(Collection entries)
[Start of section]
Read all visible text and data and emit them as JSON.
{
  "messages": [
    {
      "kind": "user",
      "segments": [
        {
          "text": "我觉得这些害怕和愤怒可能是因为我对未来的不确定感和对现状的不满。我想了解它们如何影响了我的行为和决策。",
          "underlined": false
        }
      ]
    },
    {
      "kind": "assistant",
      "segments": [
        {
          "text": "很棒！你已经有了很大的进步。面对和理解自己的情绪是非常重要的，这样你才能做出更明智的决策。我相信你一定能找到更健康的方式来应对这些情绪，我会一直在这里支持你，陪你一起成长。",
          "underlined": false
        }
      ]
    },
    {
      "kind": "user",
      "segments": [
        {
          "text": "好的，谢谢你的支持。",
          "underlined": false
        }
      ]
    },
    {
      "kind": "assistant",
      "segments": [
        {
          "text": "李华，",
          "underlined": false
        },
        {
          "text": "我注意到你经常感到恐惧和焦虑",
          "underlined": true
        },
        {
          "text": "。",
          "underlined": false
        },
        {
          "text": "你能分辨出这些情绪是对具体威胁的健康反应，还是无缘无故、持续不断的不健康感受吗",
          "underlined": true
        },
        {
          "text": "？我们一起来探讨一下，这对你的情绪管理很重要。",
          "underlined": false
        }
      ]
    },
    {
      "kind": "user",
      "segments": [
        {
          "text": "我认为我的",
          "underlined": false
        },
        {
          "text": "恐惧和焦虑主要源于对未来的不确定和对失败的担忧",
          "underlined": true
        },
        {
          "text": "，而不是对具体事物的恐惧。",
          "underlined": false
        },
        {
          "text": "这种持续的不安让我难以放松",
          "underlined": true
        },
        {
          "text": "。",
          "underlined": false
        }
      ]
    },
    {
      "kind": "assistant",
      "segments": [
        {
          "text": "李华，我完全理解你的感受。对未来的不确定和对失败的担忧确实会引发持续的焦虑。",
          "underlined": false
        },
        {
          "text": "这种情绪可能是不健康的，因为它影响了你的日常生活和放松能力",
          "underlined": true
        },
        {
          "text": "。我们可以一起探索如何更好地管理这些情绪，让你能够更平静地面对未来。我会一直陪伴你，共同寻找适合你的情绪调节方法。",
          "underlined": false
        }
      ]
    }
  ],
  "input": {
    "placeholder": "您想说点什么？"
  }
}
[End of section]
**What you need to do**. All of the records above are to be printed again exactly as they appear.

**Completed exercise**.
Read all visible text and data and emit them as JSON.
{
  "messages": [
    {
      "kind": "user",
      "segments": [
        {
          "text": "我觉得这些害怕和愤怒可能是因为我对未来的不确定感和对现状的不满。我想了解它们如何影响了我的行为和决策。",
          "underlined": false
        }
      ]
    },
    {
      "kind": "assistant",
      "segments": [
        {
          "text": "很棒！你已经有了很大的进步。面对和理解自己的情绪是非常重要的，这样你才能做出更明智的决策。我相信你一定能找到更健康的方式来应对这些情绪，我会一直在这里支持你，陪你一起成长。",
          "underlined": false
        }
      ]
    },
    {
      "kind": "user",
      "segments": [
        {
          "text": "好的，谢谢你的支持。",
          "underlined": false
        }
      ]
    },
    {
      "kind": "assistant",
      "segments": [
        {
          "text": "李华，",
          "underlined": false
        },
        {
          "text": "我注意到你经常感到恐惧和焦虑",
          "underlined": true
        },
        {
          "text": "。",
          "underlined": false
        },
        {
          "text": "你能分辨出这些情绪是对具体威胁的健康反应，还是无缘无故、持续不断的不健康感受吗",
          "underlined": true
        },
        {
          "text": "？我们一起来探讨一下，这对你的情绪管理很重要。",
          "underlined": false
        }
      ]
    },
    {
      "kind": "user",
      "segments": [
        {
          "text": "我认为我的",
          "underlined": false
        },
        {
          "text": "恐惧和焦虑主要源于对未来的不确定和对失败的担忧",
          "underlined": true
        },
        {
          "text": "，而不是对具体事物的恐惧。",
          "underlined": false
        },
        {
          "text": "这种持续的不安让我难以放松",
          "underlined": true
        },
        {
          "text": "。",
          "underlined": false
        }
      ]
    },
    {
      "kind": "assistant",
      "segments": [
        {
          "text": "李华，我完全理解你的感受。对未来的不确定和对失败的担忧确实会引发持续的焦虑。",
          "underlined": false
        },
        {
          "text": "这种情绪可能是不健康的，因为它影响了你的日常生活和放松能力",
          "underlined": true
        },
        {
          "text": "。我们可以一起探索如何更好地管理这些情绪，让你能够更平静地面对未来。我会一直陪伴你，共同寻找适合你的情绪调节方法。",
          "underlined": false
        }
      ]
    }
  ],
  "input": {
    "placeholder": "您想说点什么？"
  }
}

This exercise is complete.